Data records:

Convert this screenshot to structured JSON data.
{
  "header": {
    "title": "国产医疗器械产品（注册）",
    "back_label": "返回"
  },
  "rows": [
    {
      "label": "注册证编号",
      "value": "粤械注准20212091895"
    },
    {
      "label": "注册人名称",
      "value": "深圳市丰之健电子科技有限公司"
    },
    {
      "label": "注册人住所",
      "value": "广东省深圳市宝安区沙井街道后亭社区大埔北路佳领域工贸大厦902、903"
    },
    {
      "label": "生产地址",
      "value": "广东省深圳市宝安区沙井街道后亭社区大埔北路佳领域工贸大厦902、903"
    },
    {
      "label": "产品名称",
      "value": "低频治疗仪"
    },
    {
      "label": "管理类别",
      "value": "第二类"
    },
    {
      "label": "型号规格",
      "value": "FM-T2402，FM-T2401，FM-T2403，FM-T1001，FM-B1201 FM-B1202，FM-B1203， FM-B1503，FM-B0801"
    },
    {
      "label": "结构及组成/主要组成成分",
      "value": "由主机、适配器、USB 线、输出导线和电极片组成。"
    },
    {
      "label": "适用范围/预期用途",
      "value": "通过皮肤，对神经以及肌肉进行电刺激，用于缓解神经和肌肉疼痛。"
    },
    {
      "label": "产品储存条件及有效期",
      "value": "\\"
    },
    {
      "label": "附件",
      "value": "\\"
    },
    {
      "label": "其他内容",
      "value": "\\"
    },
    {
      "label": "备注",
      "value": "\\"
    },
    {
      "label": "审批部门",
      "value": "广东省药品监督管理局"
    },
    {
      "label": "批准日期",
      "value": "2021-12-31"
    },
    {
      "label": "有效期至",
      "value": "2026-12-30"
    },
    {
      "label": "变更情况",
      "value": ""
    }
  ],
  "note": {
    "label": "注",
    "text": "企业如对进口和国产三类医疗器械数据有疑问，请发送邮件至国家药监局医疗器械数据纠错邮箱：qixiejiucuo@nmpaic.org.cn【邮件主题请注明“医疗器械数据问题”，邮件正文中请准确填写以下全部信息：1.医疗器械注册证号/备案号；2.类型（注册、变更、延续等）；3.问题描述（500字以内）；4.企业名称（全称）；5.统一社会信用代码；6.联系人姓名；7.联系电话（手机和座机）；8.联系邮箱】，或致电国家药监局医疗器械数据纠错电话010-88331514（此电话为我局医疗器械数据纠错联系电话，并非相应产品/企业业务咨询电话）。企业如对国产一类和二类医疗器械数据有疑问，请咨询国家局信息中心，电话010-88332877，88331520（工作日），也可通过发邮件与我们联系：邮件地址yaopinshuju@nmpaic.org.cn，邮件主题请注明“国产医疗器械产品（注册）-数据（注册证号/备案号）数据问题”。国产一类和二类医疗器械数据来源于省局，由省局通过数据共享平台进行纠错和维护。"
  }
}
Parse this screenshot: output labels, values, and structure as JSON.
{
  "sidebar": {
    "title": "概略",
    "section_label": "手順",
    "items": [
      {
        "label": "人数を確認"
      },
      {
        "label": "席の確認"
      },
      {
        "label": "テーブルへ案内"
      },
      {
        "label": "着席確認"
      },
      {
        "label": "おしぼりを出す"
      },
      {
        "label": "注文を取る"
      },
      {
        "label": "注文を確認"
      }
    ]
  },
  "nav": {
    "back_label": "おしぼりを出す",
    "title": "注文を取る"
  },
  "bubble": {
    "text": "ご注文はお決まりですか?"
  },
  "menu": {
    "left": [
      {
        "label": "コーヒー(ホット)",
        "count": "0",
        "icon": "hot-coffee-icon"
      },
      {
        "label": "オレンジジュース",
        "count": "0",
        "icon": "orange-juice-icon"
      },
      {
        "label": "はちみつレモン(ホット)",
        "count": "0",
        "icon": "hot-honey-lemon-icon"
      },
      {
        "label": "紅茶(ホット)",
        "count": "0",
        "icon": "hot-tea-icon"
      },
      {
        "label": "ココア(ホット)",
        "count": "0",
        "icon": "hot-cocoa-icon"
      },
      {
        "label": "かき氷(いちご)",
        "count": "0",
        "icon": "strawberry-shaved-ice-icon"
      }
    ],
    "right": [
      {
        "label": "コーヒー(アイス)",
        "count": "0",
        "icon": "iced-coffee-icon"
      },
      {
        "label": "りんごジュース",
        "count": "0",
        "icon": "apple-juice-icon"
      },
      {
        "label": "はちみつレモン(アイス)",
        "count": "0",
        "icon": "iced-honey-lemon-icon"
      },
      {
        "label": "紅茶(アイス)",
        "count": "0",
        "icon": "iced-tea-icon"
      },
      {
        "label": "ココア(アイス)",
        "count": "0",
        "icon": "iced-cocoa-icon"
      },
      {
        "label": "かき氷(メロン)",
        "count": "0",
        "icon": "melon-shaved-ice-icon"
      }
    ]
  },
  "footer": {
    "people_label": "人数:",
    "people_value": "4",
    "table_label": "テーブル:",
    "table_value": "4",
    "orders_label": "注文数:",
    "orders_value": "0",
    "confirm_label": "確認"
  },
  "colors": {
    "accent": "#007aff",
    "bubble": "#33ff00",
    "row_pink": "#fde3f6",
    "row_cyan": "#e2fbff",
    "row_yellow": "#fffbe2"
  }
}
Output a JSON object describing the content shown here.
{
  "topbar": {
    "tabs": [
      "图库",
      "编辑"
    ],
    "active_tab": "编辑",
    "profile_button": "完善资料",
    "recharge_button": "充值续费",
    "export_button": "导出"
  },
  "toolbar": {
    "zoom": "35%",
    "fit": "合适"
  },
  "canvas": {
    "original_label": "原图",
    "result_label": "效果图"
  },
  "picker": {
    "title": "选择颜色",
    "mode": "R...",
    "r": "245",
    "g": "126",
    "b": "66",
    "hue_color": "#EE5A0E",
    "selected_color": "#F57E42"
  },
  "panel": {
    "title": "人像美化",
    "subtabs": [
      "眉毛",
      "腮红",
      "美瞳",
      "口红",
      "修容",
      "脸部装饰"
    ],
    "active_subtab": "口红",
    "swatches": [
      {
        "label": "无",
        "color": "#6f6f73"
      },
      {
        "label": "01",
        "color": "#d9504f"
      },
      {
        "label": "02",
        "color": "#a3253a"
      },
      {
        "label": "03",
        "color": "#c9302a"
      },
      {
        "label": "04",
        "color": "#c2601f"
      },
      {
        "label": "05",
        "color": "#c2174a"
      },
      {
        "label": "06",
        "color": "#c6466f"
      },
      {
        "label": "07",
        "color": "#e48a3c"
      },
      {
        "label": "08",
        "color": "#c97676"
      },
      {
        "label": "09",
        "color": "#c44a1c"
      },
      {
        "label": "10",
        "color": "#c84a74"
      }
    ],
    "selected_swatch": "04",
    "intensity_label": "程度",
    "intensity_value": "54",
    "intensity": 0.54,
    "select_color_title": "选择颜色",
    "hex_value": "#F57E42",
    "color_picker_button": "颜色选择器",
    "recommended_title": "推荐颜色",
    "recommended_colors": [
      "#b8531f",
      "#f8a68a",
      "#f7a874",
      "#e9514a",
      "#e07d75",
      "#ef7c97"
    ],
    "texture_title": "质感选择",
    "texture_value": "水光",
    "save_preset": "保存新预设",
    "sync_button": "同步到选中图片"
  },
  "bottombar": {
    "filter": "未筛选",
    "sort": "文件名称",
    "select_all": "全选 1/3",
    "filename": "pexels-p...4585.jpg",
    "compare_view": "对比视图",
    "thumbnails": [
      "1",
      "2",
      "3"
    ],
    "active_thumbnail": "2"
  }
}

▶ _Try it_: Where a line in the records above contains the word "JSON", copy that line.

▶ _Answer for this exercise_:
Convert this screenshot to structured JSON data.
Parse this screenshot: output labels, values, and structure as JSON.
Output a JSON object describing the content shown here.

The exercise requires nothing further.